[DATA SUPPLIED]
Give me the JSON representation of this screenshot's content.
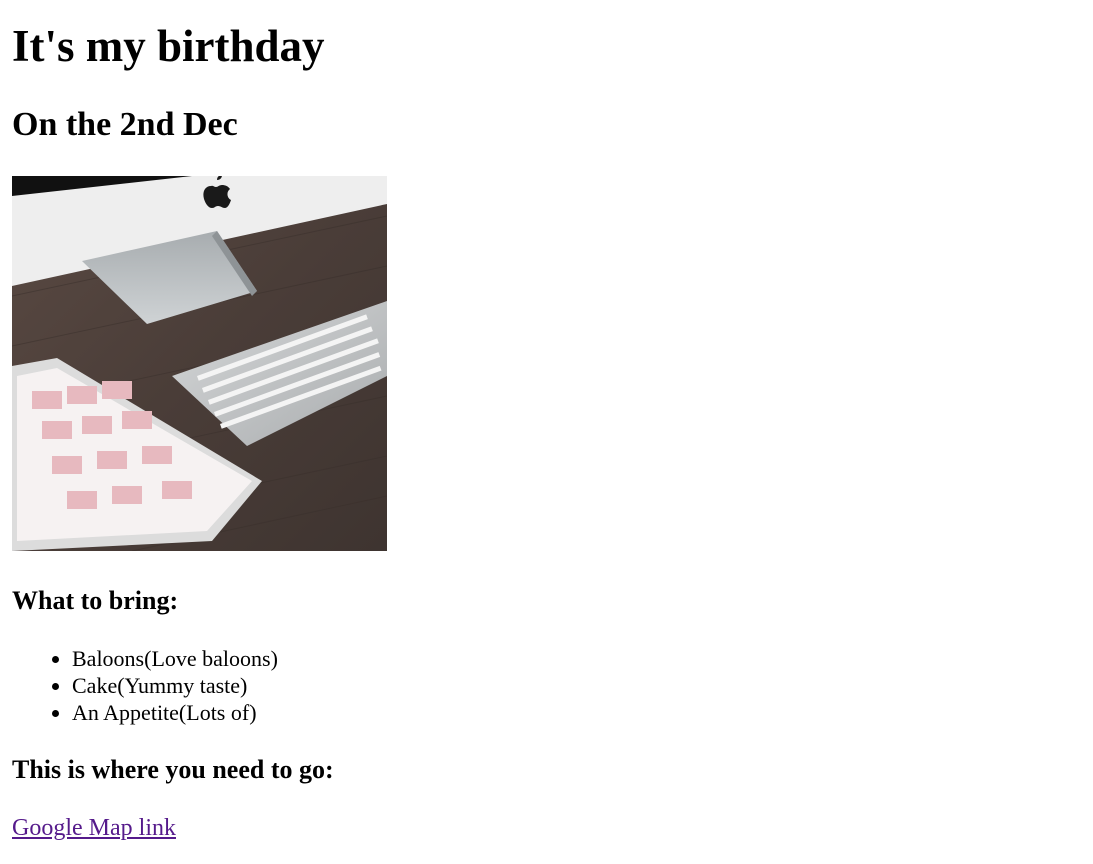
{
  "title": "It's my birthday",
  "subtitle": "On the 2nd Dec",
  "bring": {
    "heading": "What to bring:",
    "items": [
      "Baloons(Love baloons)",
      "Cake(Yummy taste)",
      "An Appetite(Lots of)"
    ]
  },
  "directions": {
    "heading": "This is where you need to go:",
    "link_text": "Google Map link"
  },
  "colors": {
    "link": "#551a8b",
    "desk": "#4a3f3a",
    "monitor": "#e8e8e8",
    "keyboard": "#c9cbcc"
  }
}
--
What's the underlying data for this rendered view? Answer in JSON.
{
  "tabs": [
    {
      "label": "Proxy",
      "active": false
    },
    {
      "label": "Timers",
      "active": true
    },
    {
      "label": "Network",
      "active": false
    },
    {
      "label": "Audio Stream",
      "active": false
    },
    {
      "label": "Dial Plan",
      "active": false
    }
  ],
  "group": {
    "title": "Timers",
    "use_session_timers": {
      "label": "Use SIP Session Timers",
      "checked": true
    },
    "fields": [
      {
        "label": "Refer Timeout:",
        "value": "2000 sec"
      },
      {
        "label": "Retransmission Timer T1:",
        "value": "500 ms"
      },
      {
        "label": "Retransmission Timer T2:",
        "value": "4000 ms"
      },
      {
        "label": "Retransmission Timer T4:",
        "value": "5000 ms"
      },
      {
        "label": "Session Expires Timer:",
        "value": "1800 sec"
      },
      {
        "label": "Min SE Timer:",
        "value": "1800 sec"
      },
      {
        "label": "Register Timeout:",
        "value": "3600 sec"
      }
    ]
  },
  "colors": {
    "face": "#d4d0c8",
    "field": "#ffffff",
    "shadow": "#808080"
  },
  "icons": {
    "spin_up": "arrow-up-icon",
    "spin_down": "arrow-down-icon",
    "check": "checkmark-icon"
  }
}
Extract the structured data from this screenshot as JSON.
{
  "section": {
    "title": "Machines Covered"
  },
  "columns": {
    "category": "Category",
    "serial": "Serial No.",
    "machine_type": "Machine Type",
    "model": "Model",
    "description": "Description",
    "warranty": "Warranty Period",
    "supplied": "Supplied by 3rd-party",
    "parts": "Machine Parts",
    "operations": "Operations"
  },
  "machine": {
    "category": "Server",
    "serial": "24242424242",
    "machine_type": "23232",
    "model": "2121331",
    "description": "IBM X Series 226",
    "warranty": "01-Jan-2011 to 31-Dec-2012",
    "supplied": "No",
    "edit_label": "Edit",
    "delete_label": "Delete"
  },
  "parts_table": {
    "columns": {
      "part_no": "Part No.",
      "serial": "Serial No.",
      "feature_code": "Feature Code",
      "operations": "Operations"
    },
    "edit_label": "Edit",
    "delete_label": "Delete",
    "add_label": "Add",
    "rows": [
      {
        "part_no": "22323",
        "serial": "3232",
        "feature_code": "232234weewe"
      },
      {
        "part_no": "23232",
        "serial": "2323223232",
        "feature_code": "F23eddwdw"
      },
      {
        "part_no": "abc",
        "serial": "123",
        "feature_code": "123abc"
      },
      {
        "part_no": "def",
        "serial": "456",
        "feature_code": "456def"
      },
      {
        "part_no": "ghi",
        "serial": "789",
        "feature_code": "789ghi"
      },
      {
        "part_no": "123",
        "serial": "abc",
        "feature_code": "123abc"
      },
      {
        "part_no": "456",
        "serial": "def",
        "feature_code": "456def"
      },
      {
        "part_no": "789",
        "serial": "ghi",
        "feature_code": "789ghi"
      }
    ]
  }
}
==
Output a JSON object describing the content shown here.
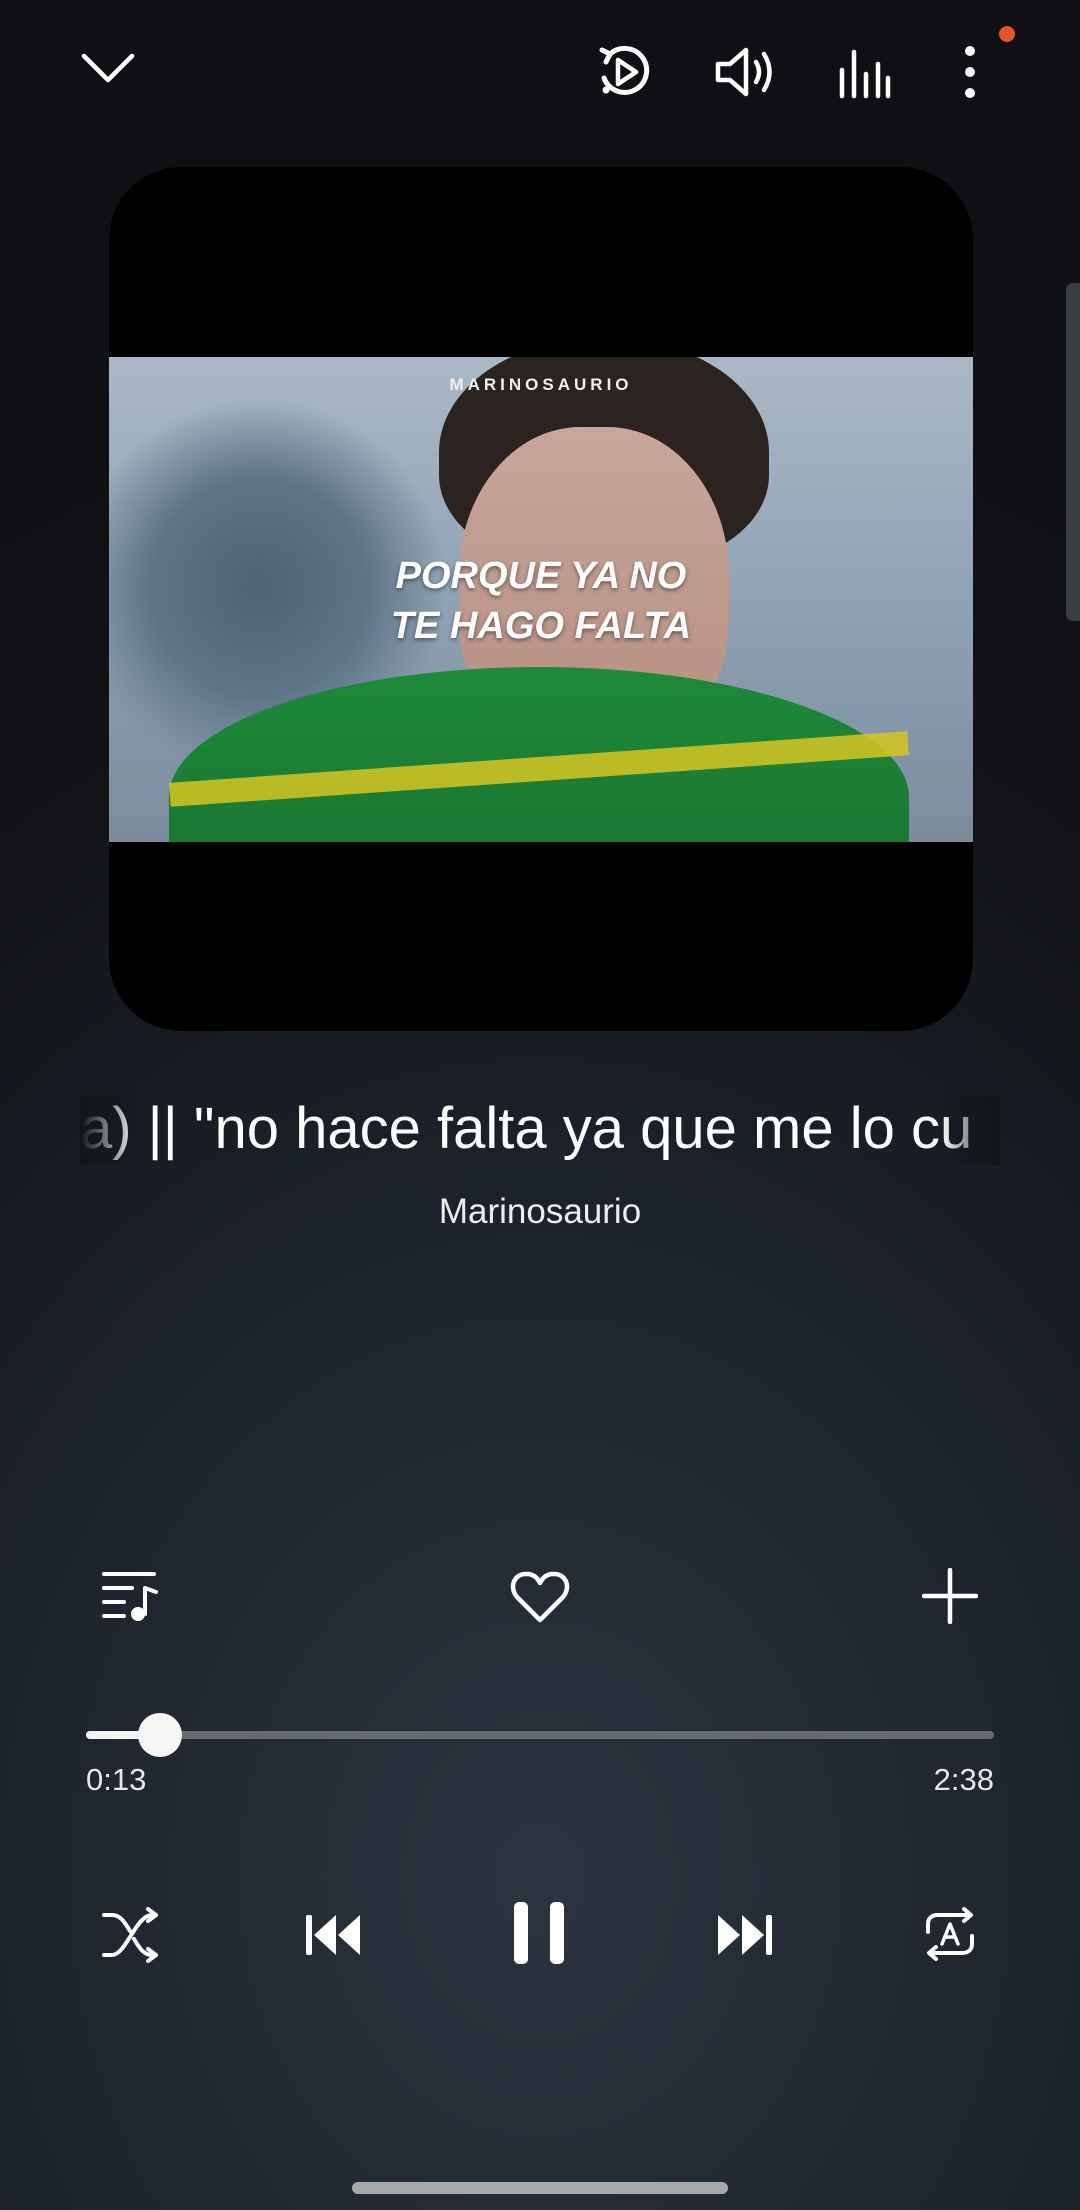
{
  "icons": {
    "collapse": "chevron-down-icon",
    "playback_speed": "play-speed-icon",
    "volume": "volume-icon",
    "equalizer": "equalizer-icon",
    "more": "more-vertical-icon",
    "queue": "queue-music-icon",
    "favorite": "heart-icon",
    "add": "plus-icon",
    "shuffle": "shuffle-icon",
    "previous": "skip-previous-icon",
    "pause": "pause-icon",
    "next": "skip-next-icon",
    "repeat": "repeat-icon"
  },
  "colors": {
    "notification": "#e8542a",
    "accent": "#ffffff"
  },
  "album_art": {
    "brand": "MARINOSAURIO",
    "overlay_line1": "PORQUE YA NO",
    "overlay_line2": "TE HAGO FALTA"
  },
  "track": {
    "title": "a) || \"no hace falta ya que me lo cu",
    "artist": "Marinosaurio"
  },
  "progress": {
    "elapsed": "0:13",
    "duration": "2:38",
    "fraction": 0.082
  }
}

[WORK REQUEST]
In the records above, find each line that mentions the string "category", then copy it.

[WRITTEN ANSWER]
    "category": "Category",
    "category": "Server",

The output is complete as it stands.